In case you missed it…
Congratulations to Land-O-Lakes in Vilas County for posting the coldest temperature in the continental U.S. on Tuesday, clocking it at a brisk -35 degrees.  Make sure to check in on your neighbors and loved ones, and bundle up out there, folks.

And don’t forget:  Valentine’s Day is right around the corner, so remember to get your sweetheart something nice.

Regional Assistance  
In addition to my Wausau and Washington, DC offices, you can reach my staff located in various parts of the district by phone in the location most convenient to you (Note: These lines have 202 area codes as they are connected directly through the US House of Representatives system in Washington, DC):

Hayward:        (202) 510-2790
                        P.O. Box 586
                        Hayward, WI 54843

Hudson:          (202) 510-8993

Coronavirus Response Resources  
The USDA continues to make resources and assistance available to agricultural producers and working families to ensure access, safety and stability for food markets and supplies. 

The Paycheck Protection Program (PPP) is accepting applications. The PPP program provides assistance to employers negatively affected by the public health emergency. 

Small businesses can also apply for assistance through the Economic Injury and Disaster Loan program. This program provides economic relief to businesses that are currently experiencing a temporary loss of revenue as a result of the pandemic.

If a friend forwarded you this newsletter, and you would like to receive it in the future, you can sign up here, and don’t forget to connect with me on Twitter, Facebook, and Instagram
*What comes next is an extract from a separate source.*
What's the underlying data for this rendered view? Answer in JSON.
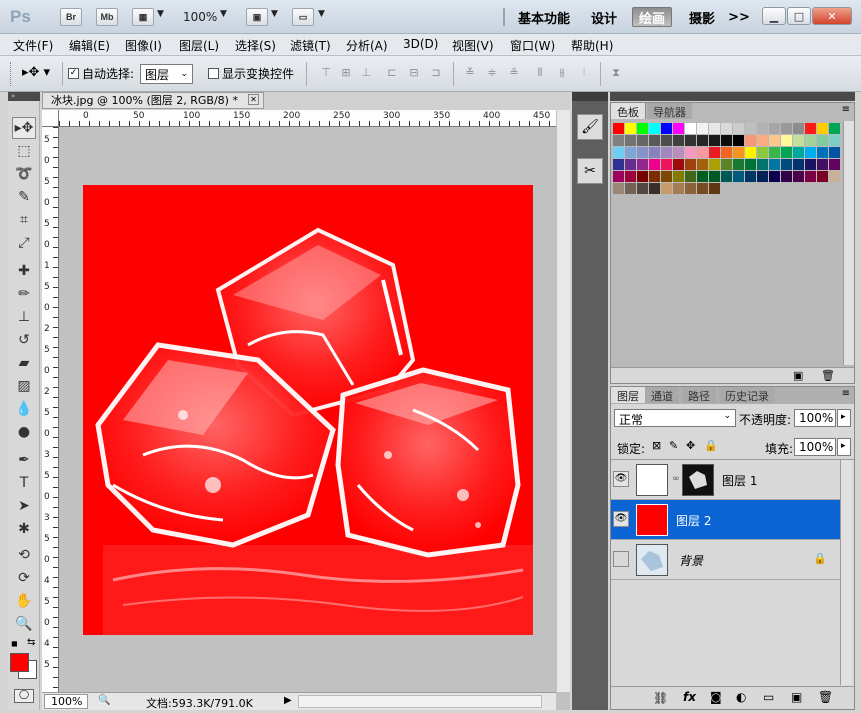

As always, you are welcome to visit my website or to contact my offices in Washington, DC or Wisconsin, which remain open for service, if you have any questions or need assistance. 


Tom Tiffany
Member of Congress